The lines to copy are those in the listing below that contain the word "time".

→ **Records supplied**

━━━━━━━━━━━━━━━━━━━━

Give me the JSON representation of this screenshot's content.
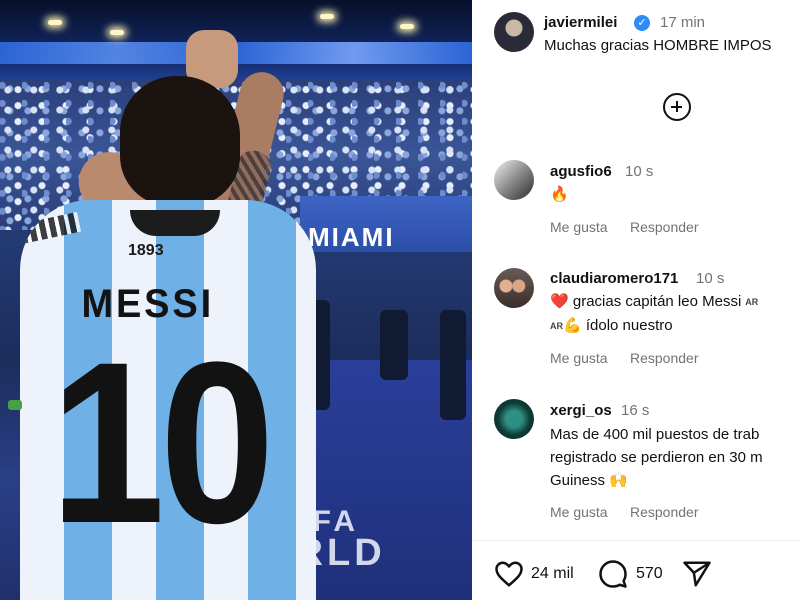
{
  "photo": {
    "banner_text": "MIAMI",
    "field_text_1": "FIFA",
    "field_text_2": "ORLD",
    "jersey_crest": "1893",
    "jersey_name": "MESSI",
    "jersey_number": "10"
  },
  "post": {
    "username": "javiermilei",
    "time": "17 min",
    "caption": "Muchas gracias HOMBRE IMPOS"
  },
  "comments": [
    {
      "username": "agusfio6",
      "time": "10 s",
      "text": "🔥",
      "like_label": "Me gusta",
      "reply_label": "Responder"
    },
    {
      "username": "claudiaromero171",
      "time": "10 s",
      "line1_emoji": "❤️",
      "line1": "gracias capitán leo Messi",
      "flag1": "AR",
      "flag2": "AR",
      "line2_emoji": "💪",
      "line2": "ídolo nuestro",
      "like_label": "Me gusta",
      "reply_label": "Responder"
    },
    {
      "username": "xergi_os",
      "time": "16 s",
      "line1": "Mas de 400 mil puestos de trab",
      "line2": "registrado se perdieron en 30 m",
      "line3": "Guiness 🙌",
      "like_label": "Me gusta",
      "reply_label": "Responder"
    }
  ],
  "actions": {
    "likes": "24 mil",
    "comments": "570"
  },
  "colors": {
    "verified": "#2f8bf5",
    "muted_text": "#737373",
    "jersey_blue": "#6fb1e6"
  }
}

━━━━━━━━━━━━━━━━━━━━

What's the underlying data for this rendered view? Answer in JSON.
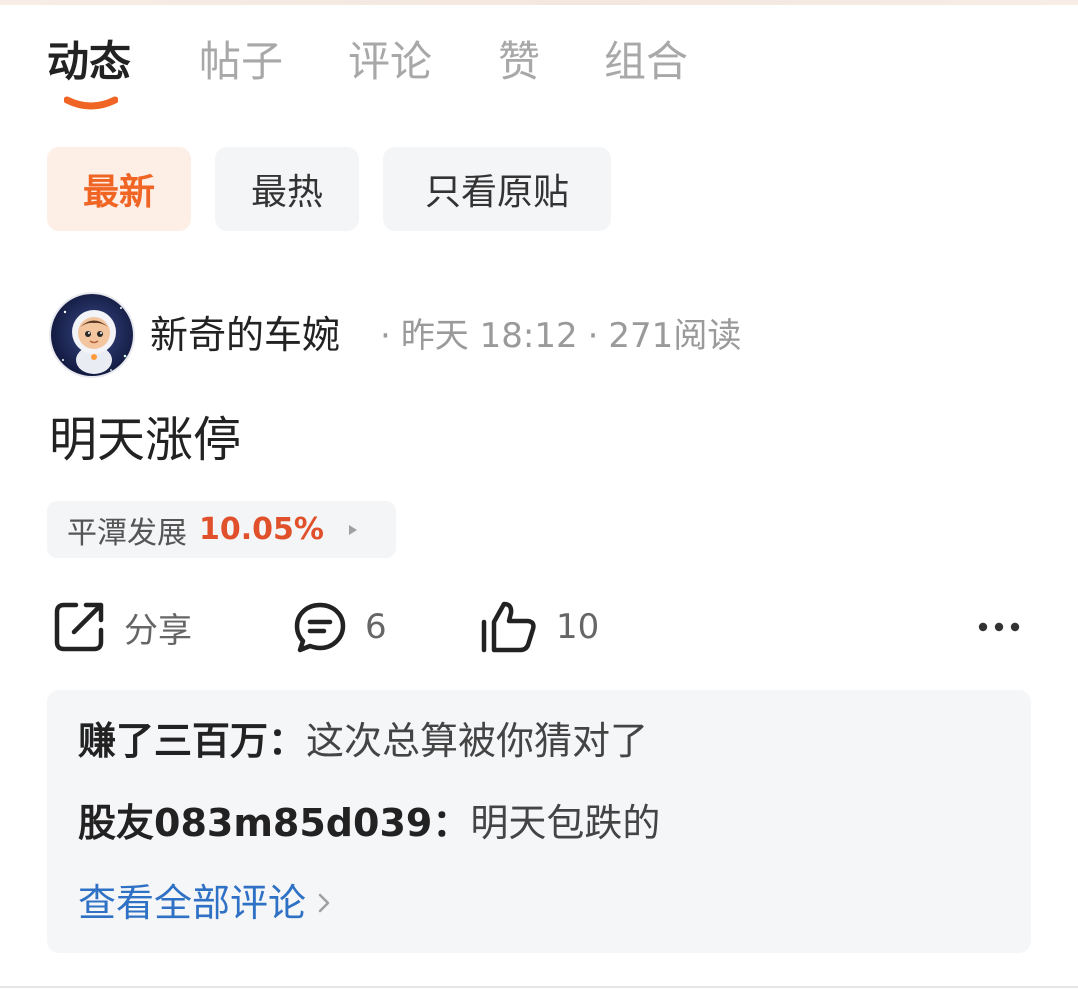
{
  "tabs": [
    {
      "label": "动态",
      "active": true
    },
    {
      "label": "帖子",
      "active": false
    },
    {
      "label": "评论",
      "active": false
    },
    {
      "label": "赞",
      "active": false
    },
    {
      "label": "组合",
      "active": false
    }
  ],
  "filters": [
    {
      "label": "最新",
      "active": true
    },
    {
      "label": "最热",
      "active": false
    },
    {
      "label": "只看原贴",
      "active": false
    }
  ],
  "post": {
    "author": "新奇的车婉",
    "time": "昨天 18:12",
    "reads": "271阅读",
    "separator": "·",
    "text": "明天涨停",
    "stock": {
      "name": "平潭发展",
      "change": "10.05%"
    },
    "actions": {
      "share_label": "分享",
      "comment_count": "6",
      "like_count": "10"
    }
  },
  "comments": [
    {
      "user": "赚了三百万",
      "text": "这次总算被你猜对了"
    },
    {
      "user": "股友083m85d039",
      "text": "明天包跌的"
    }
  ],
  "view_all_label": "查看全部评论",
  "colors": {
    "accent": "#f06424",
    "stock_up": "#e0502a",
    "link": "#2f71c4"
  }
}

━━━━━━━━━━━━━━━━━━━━

→ **Answer space**
    "time": "17 min",
      "time": "10 s",
      "time": "10 s",
      "time": "16 s",
    "time": "昨天 18:12",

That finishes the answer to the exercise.